- _What the task asks_
Identify all lines of the data containing the string "reactions" and copy them.

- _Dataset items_
********

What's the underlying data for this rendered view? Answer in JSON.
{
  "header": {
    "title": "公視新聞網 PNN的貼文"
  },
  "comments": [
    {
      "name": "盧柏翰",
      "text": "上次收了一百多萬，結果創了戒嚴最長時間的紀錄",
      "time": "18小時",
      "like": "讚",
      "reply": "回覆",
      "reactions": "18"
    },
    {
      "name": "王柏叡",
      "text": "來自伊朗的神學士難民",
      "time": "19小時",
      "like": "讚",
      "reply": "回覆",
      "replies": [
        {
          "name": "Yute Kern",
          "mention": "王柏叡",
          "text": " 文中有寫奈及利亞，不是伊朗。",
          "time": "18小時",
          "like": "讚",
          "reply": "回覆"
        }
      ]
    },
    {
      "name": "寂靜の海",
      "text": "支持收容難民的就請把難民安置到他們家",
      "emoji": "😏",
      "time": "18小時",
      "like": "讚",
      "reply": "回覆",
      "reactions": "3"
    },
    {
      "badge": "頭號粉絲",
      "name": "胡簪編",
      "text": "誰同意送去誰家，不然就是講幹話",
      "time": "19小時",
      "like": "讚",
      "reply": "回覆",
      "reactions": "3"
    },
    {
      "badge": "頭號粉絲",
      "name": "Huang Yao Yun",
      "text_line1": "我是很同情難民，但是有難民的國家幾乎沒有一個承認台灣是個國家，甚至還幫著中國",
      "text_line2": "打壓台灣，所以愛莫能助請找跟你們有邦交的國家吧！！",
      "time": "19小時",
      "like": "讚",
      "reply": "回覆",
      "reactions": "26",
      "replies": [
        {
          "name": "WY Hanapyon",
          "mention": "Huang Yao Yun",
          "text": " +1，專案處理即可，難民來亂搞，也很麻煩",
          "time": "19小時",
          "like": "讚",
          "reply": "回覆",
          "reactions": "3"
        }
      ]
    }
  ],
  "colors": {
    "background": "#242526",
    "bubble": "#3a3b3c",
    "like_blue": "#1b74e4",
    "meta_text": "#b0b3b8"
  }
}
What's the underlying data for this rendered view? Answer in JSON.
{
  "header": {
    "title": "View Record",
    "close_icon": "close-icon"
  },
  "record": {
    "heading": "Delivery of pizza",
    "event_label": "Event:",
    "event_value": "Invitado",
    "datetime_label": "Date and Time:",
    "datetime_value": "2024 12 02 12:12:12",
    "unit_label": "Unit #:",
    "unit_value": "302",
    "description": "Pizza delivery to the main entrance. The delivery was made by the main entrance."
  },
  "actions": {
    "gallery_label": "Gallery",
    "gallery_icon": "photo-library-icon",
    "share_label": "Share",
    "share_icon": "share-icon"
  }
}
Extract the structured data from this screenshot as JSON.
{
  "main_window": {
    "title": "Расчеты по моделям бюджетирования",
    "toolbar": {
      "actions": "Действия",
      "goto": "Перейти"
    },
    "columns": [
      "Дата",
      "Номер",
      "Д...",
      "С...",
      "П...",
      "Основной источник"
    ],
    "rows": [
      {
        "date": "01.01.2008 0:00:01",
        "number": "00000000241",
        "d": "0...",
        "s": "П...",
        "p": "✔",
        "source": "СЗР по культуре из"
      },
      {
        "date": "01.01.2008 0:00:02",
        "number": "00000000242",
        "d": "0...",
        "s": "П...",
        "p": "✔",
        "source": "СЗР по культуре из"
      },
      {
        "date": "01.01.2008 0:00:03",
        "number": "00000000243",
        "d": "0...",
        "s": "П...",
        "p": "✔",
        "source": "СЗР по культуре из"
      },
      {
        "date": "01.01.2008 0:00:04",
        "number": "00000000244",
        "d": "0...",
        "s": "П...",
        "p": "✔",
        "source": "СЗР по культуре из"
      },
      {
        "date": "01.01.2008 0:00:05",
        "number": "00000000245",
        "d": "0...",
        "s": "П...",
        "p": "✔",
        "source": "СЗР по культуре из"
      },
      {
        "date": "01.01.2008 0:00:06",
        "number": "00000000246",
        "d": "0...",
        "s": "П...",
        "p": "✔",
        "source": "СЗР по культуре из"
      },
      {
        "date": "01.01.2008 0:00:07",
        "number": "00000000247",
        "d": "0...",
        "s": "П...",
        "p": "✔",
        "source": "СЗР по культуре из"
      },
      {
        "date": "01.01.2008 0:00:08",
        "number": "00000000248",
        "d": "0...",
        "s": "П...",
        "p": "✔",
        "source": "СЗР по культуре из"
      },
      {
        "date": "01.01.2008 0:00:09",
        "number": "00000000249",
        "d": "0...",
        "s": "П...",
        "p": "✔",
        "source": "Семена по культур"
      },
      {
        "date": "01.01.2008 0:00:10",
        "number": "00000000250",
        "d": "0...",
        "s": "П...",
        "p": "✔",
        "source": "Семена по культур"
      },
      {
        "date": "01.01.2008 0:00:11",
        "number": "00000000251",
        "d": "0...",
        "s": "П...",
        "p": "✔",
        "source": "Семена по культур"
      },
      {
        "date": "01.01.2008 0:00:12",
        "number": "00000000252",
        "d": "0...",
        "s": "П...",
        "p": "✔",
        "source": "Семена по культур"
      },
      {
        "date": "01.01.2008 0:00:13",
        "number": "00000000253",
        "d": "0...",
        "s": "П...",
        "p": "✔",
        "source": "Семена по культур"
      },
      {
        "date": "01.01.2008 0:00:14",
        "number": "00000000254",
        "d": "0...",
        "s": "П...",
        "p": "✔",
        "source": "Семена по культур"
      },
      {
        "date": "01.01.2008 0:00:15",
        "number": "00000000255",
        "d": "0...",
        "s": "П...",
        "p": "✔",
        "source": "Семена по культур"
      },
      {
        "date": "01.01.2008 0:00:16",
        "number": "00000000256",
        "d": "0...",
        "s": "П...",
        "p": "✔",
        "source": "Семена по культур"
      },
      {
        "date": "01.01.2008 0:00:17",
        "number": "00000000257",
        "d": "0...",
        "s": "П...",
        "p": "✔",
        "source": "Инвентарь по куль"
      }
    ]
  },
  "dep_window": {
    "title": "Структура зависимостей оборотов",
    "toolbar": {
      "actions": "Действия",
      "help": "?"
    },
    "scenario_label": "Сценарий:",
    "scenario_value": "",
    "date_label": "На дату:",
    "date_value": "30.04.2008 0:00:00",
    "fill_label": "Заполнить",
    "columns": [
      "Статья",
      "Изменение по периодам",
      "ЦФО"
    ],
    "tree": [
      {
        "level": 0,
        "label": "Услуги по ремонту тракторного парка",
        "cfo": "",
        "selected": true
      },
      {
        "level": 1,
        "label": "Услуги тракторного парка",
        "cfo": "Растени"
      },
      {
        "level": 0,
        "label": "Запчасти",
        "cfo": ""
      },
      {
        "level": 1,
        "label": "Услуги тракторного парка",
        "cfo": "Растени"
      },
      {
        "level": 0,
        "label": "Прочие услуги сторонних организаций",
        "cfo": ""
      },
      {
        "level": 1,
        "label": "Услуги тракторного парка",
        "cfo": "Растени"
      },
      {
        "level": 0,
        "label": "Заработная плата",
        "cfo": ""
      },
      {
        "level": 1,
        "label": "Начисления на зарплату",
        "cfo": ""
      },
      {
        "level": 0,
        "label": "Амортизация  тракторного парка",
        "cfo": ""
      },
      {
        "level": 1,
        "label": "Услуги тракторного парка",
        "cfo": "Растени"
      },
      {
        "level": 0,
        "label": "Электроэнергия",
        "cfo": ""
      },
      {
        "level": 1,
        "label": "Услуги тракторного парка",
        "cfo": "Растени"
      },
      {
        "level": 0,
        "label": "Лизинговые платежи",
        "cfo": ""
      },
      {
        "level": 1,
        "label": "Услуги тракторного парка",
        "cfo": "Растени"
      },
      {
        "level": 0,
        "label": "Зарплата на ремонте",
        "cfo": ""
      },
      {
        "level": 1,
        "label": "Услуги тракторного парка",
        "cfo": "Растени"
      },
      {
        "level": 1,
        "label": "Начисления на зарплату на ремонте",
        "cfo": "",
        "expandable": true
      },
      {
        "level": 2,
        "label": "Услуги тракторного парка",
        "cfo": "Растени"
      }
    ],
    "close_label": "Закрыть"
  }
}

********

- _The completed task_
      "reactions": "18"
      "reactions": "3"
      "reactions": "3"
      "reactions": "26",
          "reactions": "3"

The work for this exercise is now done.